WASHINGTON -- Acting swiftly and with only one dissent, the Supreme Court yesterday upheld the new districts for Maryland's eight members of the U.S. House of Representatives.
The court issued a final ruling without holding a hearing, and without explaining the decision in a case it had studied for only a little over a week.
Anne Arundel County Republican and Democratic organizations had brought the suit, complaining that the plan split the county into four districts.
In a one-line order, the court said it agreed with a ruling issued last December by a special three-judge U.S. District Court in Baltimore in favor of the new districting plan drawn up last fall by the Maryland General Assembly. One justice, John Paul Stevens, dissented, arguing that the court should have held a hearing before reaching a decision.
Kevin Igoe, executive director of the Maryland Republican Party, said the court's decision was not unexpected. He said the court had ruled on the issue of numerical differences in the population of each district and not on the political questions.
Laura G. Treffer, chair of the Anne Arundel Republican Party, said she was "disappointed" but resigned to the court's decision. "We're just going to have to live with it -- for 10 years," she said. The high court's decision to rule without a full-blown review of the political facts tended to provide more protection for incumbent office holders who tend to exercise considerable control over the line-drawing process, she said.

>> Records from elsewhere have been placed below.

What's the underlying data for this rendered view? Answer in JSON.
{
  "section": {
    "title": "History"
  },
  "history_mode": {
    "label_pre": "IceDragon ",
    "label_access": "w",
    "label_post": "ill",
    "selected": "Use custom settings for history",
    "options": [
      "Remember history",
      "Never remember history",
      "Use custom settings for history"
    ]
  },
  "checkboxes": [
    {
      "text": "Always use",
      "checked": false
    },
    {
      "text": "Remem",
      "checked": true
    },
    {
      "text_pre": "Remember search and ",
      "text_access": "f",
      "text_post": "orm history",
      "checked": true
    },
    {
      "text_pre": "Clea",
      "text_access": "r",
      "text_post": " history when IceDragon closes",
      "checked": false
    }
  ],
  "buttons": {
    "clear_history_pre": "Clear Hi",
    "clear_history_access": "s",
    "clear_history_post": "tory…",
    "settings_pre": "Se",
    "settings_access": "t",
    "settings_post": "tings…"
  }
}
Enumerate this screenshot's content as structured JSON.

The redistricting of the state's House delegation was required after the 1990 census. The first representatives from the new districts will be chosen in this year's election on Nov. 3. Among the changes made by the General Assembly was the creation of a new district in the Washington suburbs with a majority of black voters. One of Maryland's eight representatives, Kweisi Mfume, D-7th, is black. A second black representative would bring the makeup of the delegation into line with the proportion of blacks in Maryland's population as a whole.

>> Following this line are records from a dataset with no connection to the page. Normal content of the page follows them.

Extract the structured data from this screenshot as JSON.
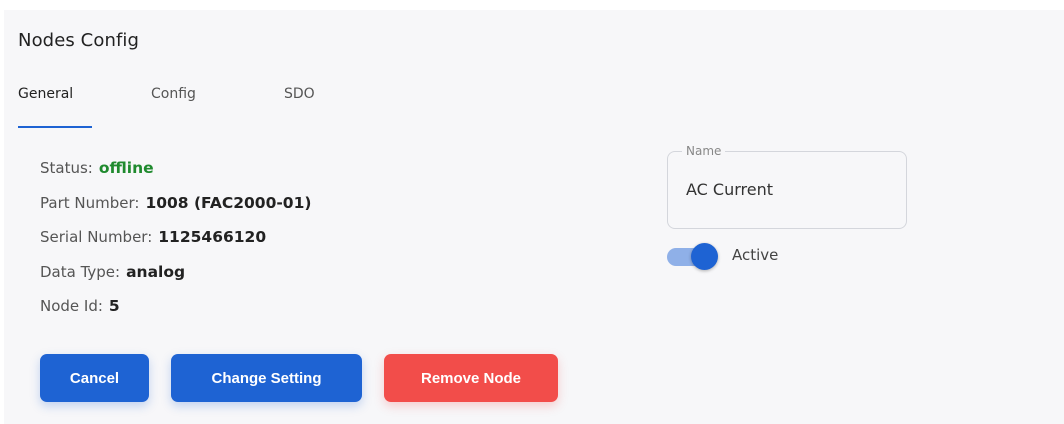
{
  "panel": {
    "title": "Nodes Config"
  },
  "tabs": [
    {
      "label": "General",
      "active": true
    },
    {
      "label": "Config",
      "active": false
    },
    {
      "label": "SDO",
      "active": false
    }
  ],
  "info": {
    "status": {
      "label": "Status:",
      "value": "offline",
      "color": "#1f8a2e"
    },
    "part_number": {
      "label": "Part Number:",
      "value": "1008 (FAC2000-01)"
    },
    "serial_number": {
      "label": "Serial Number:",
      "value": "1125466120"
    },
    "data_type": {
      "label": "Data Type:",
      "value": "analog"
    },
    "node_id": {
      "label": "Node Id:",
      "value": "5"
    }
  },
  "name_field": {
    "legend": "Name",
    "value": "AC Current"
  },
  "active_toggle": {
    "label": "Active",
    "checked": true
  },
  "buttons": {
    "cancel": "Cancel",
    "change_setting": "Change Setting",
    "remove_node": "Remove Node"
  },
  "colors": {
    "primary": "#1e63d3",
    "danger": "#f24d4a",
    "success": "#1f8a2e"
  }
}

In creating the new district, the General Assembly put parts of Anne Arundel County into four congressional districts. The federal court in Baltimore commented that that gesture was "perhaps enough to raise eyebrows," but not enough to make the new plan unconstitutional.

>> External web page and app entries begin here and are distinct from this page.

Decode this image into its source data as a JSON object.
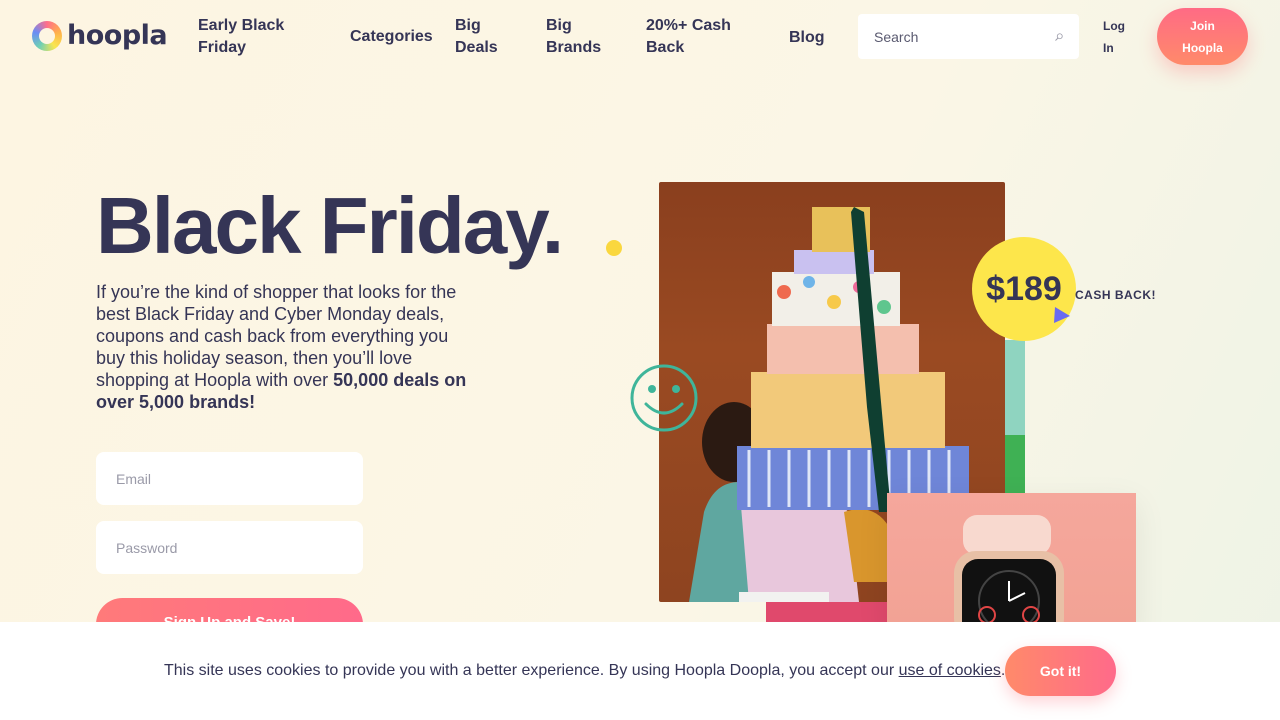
{
  "brand": {
    "name": "hoopla"
  },
  "nav": {
    "items": [
      {
        "label_line1": "Early Black",
        "label_line2": "Friday"
      },
      {
        "label_line1": "Categories",
        "label_line2": ""
      },
      {
        "label_line1": "Big",
        "label_line2": "Deals"
      },
      {
        "label_line1": "Big",
        "label_line2": "Brands"
      },
      {
        "label_line1": "20%+ Cash",
        "label_line2": "Back"
      },
      {
        "label_line1": "Blog",
        "label_line2": ""
      }
    ]
  },
  "search": {
    "placeholder": "Search"
  },
  "auth": {
    "login_line1": "Log",
    "login_line2": "In",
    "join_line1": "Join",
    "join_line2": "Hoopla"
  },
  "hero": {
    "title": "Black Friday.",
    "text": "If you’re the kind of shopper that looks for the best Black Friday and Cyber Monday deals, coupons and cash back from everything you buy this holiday season, then you’ll love shopping at Hoopla with over ",
    "text_bold": "50,000 deals on over 5,000 brands!",
    "email_placeholder": "Email",
    "password_placeholder": "Password",
    "signup_label": "Sign Up and Save!"
  },
  "promo": {
    "price": "$189",
    "cash_back": "CASH BACK!"
  },
  "cookie": {
    "text": "This site uses cookies to provide you with a better experience. By using Hoopla Doopla, you accept our ",
    "link": "use of cookies",
    "suffix": ".",
    "button": "Got it!"
  },
  "colors": {
    "accent_pink": "#ff6b85",
    "accent_orange": "#ff8a6a",
    "text_dark": "#353556",
    "badge_yellow": "#fde64b",
    "smiley_teal": "#3fb59a"
  }
}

The plan also drew new boundary lines to help insure the re-election of Democratic Rep. Steny H. Hoyer, D-5th, who holds a key leadership post in the House.
The map will also aid the re-election of incumbents Benjamin L. Cardin, D-3rd, and Helen D. Bentley, R-2nd. And it gives Tom McMillen, D-4th, enough Democrats from his old Anne Arundel-based district to give him a shot at winning in the new, Eastern Shore-dominated 1st District.
The plan was challenged in federal court by the Republican and Democratic central committees in Anne Arundel County, joined by five individual voters there.
The federal panel that upheld the plan said the General Assembly could have drawn up new districts that came closer to achieving equality of population. But it said the state had succeeded in defending the plan's deviations from strict equality.
The plan wound up as it did, the federal court concluded, because the legislature wanted to keep intact the three major regions of Maryland around the center -- the Eastern Shore, Southern Maryland and Western Maryland -- to help incumbents keep their seats, and to create a district dominated by black voters.
Those are "legitimate state goals," the federal court concluded.
The challengers, argued that the legislature had no power to create a black-majority district when there was no proof of prior racial discrimination in voting, lacked power to create "safe" seats for incumbents and had no authority to try to control elections by the placing voters in specific districts according to the way they had voted in the past.
The Supreme Court did not react to any one of those challenges, confining itself to a simple ruling upholding the districting plan.